RECORDED INFORMATION section start
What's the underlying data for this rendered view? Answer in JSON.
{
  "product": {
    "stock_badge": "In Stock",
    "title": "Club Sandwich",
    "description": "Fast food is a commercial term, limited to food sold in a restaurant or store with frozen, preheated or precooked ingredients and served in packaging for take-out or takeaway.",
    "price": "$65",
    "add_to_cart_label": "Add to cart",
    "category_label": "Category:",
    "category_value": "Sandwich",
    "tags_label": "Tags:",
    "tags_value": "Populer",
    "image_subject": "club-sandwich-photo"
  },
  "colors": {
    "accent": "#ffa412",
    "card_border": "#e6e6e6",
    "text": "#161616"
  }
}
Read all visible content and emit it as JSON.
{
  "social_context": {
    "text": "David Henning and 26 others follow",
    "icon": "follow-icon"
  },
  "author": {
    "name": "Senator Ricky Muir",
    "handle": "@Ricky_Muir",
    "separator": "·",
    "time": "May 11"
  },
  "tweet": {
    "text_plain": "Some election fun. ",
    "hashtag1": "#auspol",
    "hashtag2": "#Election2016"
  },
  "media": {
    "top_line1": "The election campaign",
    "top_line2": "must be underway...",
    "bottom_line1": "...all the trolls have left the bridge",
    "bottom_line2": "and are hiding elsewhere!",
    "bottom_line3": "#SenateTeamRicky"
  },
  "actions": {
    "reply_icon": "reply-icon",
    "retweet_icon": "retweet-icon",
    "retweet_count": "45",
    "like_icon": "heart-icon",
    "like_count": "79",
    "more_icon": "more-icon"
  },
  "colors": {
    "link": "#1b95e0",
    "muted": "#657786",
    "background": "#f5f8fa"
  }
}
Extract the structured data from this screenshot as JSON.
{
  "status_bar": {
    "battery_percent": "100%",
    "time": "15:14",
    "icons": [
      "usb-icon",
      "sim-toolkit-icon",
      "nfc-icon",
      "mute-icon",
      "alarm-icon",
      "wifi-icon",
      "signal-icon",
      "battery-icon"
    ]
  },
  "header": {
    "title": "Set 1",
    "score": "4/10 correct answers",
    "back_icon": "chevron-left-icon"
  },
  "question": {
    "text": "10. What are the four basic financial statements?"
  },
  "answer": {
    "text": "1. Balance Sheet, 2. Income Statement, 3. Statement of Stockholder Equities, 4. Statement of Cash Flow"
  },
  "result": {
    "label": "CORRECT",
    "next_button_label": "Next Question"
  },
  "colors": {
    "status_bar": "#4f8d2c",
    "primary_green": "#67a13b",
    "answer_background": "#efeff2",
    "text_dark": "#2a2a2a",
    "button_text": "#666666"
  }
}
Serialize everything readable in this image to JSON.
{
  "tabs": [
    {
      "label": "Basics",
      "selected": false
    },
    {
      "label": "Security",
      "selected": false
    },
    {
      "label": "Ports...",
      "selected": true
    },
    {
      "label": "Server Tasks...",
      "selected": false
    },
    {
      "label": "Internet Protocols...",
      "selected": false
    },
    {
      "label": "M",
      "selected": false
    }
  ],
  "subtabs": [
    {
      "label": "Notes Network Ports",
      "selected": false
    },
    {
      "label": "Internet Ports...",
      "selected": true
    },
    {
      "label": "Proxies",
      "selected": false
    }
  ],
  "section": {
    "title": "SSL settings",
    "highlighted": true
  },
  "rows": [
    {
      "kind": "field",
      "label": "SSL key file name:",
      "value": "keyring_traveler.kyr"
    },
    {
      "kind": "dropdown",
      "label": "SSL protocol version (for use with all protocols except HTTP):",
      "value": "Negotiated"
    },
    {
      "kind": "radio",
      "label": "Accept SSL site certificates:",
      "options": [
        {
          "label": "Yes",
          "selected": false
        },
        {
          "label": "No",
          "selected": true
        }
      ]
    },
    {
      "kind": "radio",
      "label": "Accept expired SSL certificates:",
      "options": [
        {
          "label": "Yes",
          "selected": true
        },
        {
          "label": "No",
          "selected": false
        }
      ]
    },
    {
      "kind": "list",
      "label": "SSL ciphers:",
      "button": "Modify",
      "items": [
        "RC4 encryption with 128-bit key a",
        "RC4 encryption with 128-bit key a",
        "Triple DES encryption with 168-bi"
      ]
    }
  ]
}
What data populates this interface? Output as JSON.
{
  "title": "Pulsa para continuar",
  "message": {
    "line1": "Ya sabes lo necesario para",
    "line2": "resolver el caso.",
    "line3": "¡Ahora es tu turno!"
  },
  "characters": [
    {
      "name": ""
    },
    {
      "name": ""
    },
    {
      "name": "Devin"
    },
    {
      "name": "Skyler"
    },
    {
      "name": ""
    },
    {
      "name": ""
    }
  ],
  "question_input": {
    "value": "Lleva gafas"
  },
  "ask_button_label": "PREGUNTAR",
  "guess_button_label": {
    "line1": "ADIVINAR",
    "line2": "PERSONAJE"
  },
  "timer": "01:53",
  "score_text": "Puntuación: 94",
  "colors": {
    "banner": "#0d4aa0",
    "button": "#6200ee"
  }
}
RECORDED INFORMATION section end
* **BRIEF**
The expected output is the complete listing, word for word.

* **EXERCISE RESULT**
What's the underlying data for this rendered view? Answer in JSON.
{
  "product": {
    "stock_badge": "In Stock",
    "title": "Club Sandwich",
    "description": "Fast food is a commercial term, limited to food sold in a restaurant or store with frozen, preheated or precooked ingredients and served in packaging for take-out or takeaway.",
    "price": "$65",
    "add_to_cart_label": "Add to cart",
    "category_label": "Category:",
    "category_value": "Sandwich",
    "tags_label": "Tags:",
    "tags_value": "Populer",
    "image_subject": "club-sandwich-photo"
  },
  "colors": {
    "accent": "#ffa412",
    "card_border": "#e6e6e6",
    "text": "#161616"
  }
}
Read all visible content and emit it as JSON.
{
  "social_context": {
    "text": "David Henning and 26 others follow",
    "icon": "follow-icon"
  },
  "author": {
    "name": "Senator Ricky Muir",
    "handle": "@Ricky_Muir",
    "separator": "·",
    "time": "May 11"
  },
  "tweet": {
    "text_plain": "Some election fun. ",
    "hashtag1": "#auspol",
    "hashtag2": "#Election2016"
  },
  "media": {
    "top_line1": "The election campaign",
    "top_line2": "must be underway...",
    "bottom_line1": "...all the trolls have left the bridge",
    "bottom_line2": "and are hiding elsewhere!",
    "bottom_line3": "#SenateTeamRicky"
  },
  "actions": {
    "reply_icon": "reply-icon",
    "retweet_icon": "retweet-icon",
    "retweet_count": "45",
    "like_icon": "heart-icon",
    "like_count": "79",
    "more_icon": "more-icon"
  },
  "colors": {
    "link": "#1b95e0",
    "muted": "#657786",
    "background": "#f5f8fa"
  }
}
Extract the structured data from this screenshot as JSON.
{
  "status_bar": {
    "battery_percent": "100%",
    "time": "15:14",
    "icons": [
      "usb-icon",
      "sim-toolkit-icon",
      "nfc-icon",
      "mute-icon",
      "alarm-icon",
      "wifi-icon",
      "signal-icon",
      "battery-icon"
    ]
  },
  "header": {
    "title": "Set 1",
    "score": "4/10 correct answers",
    "back_icon": "chevron-left-icon"
  },
  "question": {
    "text": "10. What are the four basic financial statements?"
  },
  "answer": {
    "text": "1. Balance Sheet, 2. Income Statement, 3. Statement of Stockholder Equities, 4. Statement of Cash Flow"
  },
  "result": {
    "label": "CORRECT",
    "next_button_label": "Next Question"
  },
  "colors": {
    "status_bar": "#4f8d2c",
    "primary_green": "#67a13b",
    "answer_background": "#efeff2",
    "text_dark": "#2a2a2a",
    "button_text": "#666666"
  }
}
Serialize everything readable in this image to JSON.
{
  "tabs": [
    {
      "label": "Basics",
      "selected": false
    },
    {
      "label": "Security",
      "selected": false
    },
    {
      "label": "Ports...",
      "selected": true
    },
    {
      "label": "Server Tasks...",
      "selected": false
    },
    {
      "label": "Internet Protocols...",
      "selected": false
    },
    {
      "label": "M",
      "selected": false
    }
  ],
  "subtabs": [
    {
      "label": "Notes Network Ports",
      "selected": false
    },
    {
      "label": "Internet Ports...",
      "selected": true
    },
    {
      "label": "Proxies",
      "selected": false
    }
  ],
  "section": {
    "title": "SSL settings",
    "highlighted": true
  },
  "rows": [
    {
      "kind": "field",
      "label": "SSL key file name:",
      "value": "keyring_traveler.kyr"
    },
    {
      "kind": "dropdown",
      "label": "SSL protocol version (for use with all protocols except HTTP):",
      "value": "Negotiated"
    },
    {
      "kind": "radio",
      "label": "Accept SSL site certificates:",
      "options": [
        {
          "label": "Yes",
          "selected": false
        },
        {
          "label": "No",
          "selected": true
        }
      ]
    },
    {
      "kind": "radio",
      "label": "Accept expired SSL certificates:",
      "options": [
        {
          "label": "Yes",
          "selected": true
        },
        {
          "label": "No",
          "selected": false
        }
      ]
    },
    {
      "kind": "list",
      "label": "SSL ciphers:",
      "button": "Modify",
      "items": [
        "RC4 encryption with 128-bit key a",
        "RC4 encryption with 128-bit key a",
        "Triple DES encryption with 168-bi"
      ]
    }
  ]
}
What data populates this interface? Output as JSON.
{
  "title": "Pulsa para continuar",
  "message": {
    "line1": "Ya sabes lo necesario para",
    "line2": "resolver el caso.",
    "line3": "¡Ahora es tu turno!"
  },
  "characters": [
    {
      "name": ""
    },
    {
      "name": ""
    },
    {
      "name": "Devin"
    },
    {
      "name": "Skyler"
    },
    {
      "name": ""
    },
    {
      "name": ""
    }
  ],
  "question_input": {
    "value": "Lleva gafas"
  },
  "ask_button_label": "PREGUNTAR",
  "guess_button_label": {
    "line1": "ADIVINAR",
    "line2": "PERSONAJE"
  },
  "timer": "01:53",
  "score_text": "Puntuación: 94",
  "colors": {
    "banner": "#0d4aa0",
    "button": "#6200ee"
  }
}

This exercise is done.